But what scientists at the International Bureau of Weights and Measures in Paris, France (BIPM) have been considering eliminating next month could fundamentally change the way we tell time, and most people don't even know it exists. They plan on deciding whether or not to eliminate "leap seconds" from Coordinated Universal Time (UTC).
Most people are aware of leap years, which add an extra day (tacked on to the end of February) every four years in order to adjust for the extra partial day in Earth's yearly rotation around the sun. But leap seconds serve a much less predictable purpose: adding a second to the clock in an unpredictable pattern to account for slight, unpredictable changes in the Earth's rotation on its axis, caused by things like the gradual slowing of Earth's rotation caused by the friction of ocean tides or the gravitational pull of the moon.
Simply put, every now and then we have to stop the clock for a second, so the Earth's rotation can catch up to our measurement of time.

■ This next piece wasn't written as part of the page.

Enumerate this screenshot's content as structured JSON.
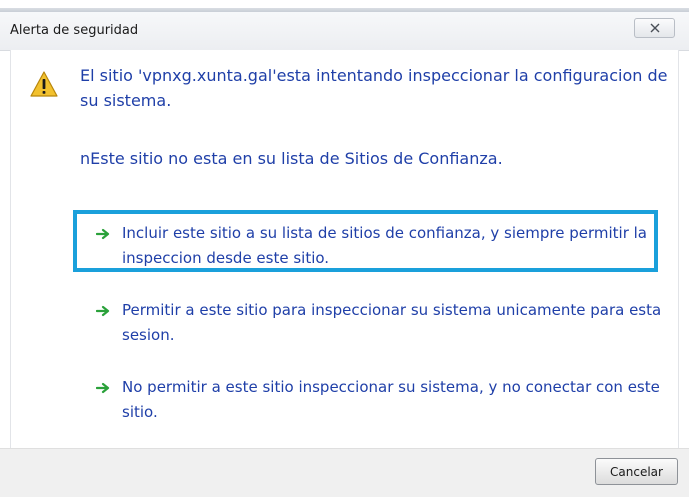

According to a press release from BIPM, government representatives at the World Radio Conference of the International Telecommunication Union in Geneva, Switzerland will decide whether or not these adjustments are to continue when they convene in January 2012. While many might think this ruins our fundamental perception of time (or, perhaps, that it could diverge real astronomical time from our atomic measurement of time), scientists say the effect would likely be minimal.
In an interview with New Scientist, Felicitas Arias BIPM's "time director" explained that the difference between astronomical time and the unadjusted atomic time scale would be about half an hour in 600 years, so adjustments wouldn't be made in the near future:
It was agreed some years ago that we should not think of any kind of adjustment in the near future, the next 100 or 200 years. In about the year 2600 we will have a half-hour divergence. However, we don't know how time-keeping will be then, or how technology will be. So we cannot rule for the next six or seven generations.
In 100 years we will only see a 1-minute divergence, however, due to time zones, many already see up to half an hour in divergence from astronomical time.
While the change seems simple enough, it has major implications for technology, namely GPS systems that rely on precise timing to coordinate locations, BIPM discussed in a more recent release. By abolishing these pesky little differences (which occur about once every 1.5 years) greater safety can be ensured without sudden, unexpected stops in time.
Currently, BIPM calculates UTC based on an average of measurements from 400 atomic clocks around the world and UTC never differs from the time defined by the rotation of the Earth (UT1) by more than .9 seconds due to "leap seconds."